Try it — Exclude images, then output the remaining data verbatim.

+ + + +

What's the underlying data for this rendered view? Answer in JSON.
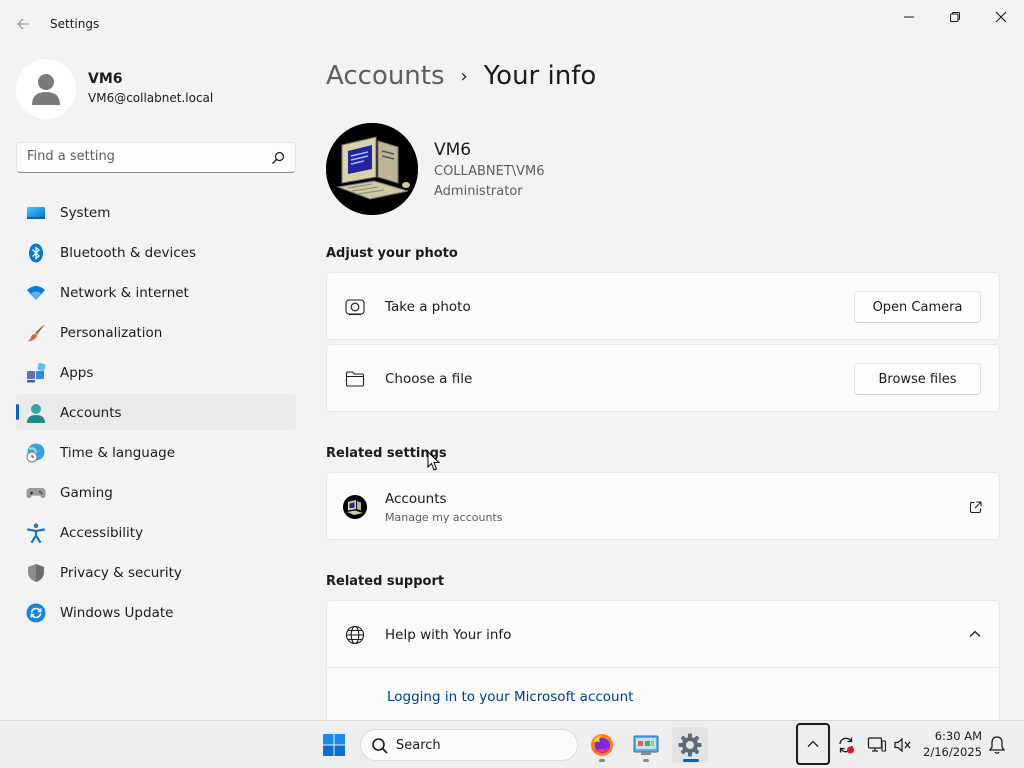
{
  "window": {
    "title": "Settings"
  },
  "sidebar": {
    "profile": {
      "name": "VM6",
      "email": "VM6@collabnet.local"
    },
    "search": {
      "placeholder": "Find a setting"
    },
    "items": [
      {
        "label": "System",
        "icon": "monitor-icon",
        "active": false
      },
      {
        "label": "Bluetooth & devices",
        "icon": "bluetooth-icon",
        "active": false
      },
      {
        "label": "Network & internet",
        "icon": "wifi-icon",
        "active": false
      },
      {
        "label": "Personalization",
        "icon": "paintbrush-icon",
        "active": false
      },
      {
        "label": "Apps",
        "icon": "apps-icon",
        "active": false
      },
      {
        "label": "Accounts",
        "icon": "person-icon",
        "active": true
      },
      {
        "label": "Time & language",
        "icon": "globe-clock-icon",
        "active": false
      },
      {
        "label": "Gaming",
        "icon": "gamepad-icon",
        "active": false
      },
      {
        "label": "Accessibility",
        "icon": "accessibility-icon",
        "active": false
      },
      {
        "label": "Privacy & security",
        "icon": "shield-icon",
        "active": false
      },
      {
        "label": "Windows Update",
        "icon": "update-icon",
        "active": false
      }
    ]
  },
  "main": {
    "breadcrumb": {
      "parent": "Accounts",
      "separator": "›",
      "current": "Your info"
    },
    "user": {
      "name": "VM6",
      "domain": "COLLABNET\\VM6",
      "role": "Administrator"
    },
    "adjust_photo": {
      "title": "Adjust your photo",
      "take_photo": {
        "label": "Take a photo",
        "button": "Open Camera"
      },
      "choose_file": {
        "label": "Choose a file",
        "button": "Browse files"
      }
    },
    "related_settings": {
      "title": "Related settings",
      "accounts": {
        "label": "Accounts",
        "sublabel": "Manage my accounts"
      }
    },
    "related_support": {
      "title": "Related support",
      "help": {
        "label": "Help with Your info",
        "link": "Logging in to your Microsoft account"
      }
    }
  },
  "taskbar": {
    "search_label": "Search",
    "time": "6:30 AM",
    "date": "2/16/2025"
  },
  "colors": {
    "accent": "#0067c0",
    "link": "#003e92",
    "background": "#f3f3f3",
    "card": "#fbfbfb"
  }
}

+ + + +

Result below —
What's the underlying data for this rendered view? Answer in JSON.
{
  "window": {
    "title": "Settings"
  },
  "sidebar": {
    "profile": {
      "name": "VM6",
      "email": "VM6@collabnet.local"
    },
    "search": {
      "placeholder": "Find a setting"
    },
    "items": [
      {
        "label": "System",
        "icon": "monitor-icon",
        "active": false
      },
      {
        "label": "Bluetooth & devices",
        "icon": "bluetooth-icon",
        "active": false
      },
      {
        "label": "Network & internet",
        "icon": "wifi-icon",
        "active": false
      },
      {
        "label": "Personalization",
        "icon": "paintbrush-icon",
        "active": false
      },
      {
        "label": "Apps",
        "icon": "apps-icon",
        "active": false
      },
      {
        "label": "Accounts",
        "icon": "person-icon",
        "active": true
      },
      {
        "label": "Time & language",
        "icon": "globe-clock-icon",
        "active": false
      },
      {
        "label": "Gaming",
        "icon": "gamepad-icon",
        "active": false
      },
      {
        "label": "Accessibility",
        "icon": "accessibility-icon",
        "active": false
      },
      {
        "label": "Privacy & security",
        "icon": "shield-icon",
        "active": false
      },
      {
        "label": "Windows Update",
        "icon": "update-icon",
        "active": false
      }
    ]
  },
  "main": {
    "breadcrumb": {
      "parent": "Accounts",
      "separator": "›",
      "current": "Your info"
    },
    "user": {
      "name": "VM6",
      "domain": "COLLABNET\\VM6",
      "role": "Administrator"
    },
    "adjust_photo": {
      "title": "Adjust your photo",
      "take_photo": {
        "label": "Take a photo",
        "button": "Open Camera"
      },
      "choose_file": {
        "label": "Choose a file",
        "button": "Browse files"
      }
    },
    "related_settings": {
      "title": "Related settings",
      "accounts": {
        "label": "Accounts",
        "sublabel": "Manage my accounts"
      }
    },
    "related_support": {
      "title": "Related support",
      "help": {
        "label": "Help with Your info",
        "link": "Logging in to your Microsoft account"
      }
    }
  },
  "taskbar": {
    "search_label": "Search",
    "time": "6:30 AM",
    "date": "2/16/2025"
  },
  "colors": {
    "accent": "#0067c0",
    "link": "#003e92",
    "background": "#f3f3f3",
    "card": "#fbfbfb"
  }
}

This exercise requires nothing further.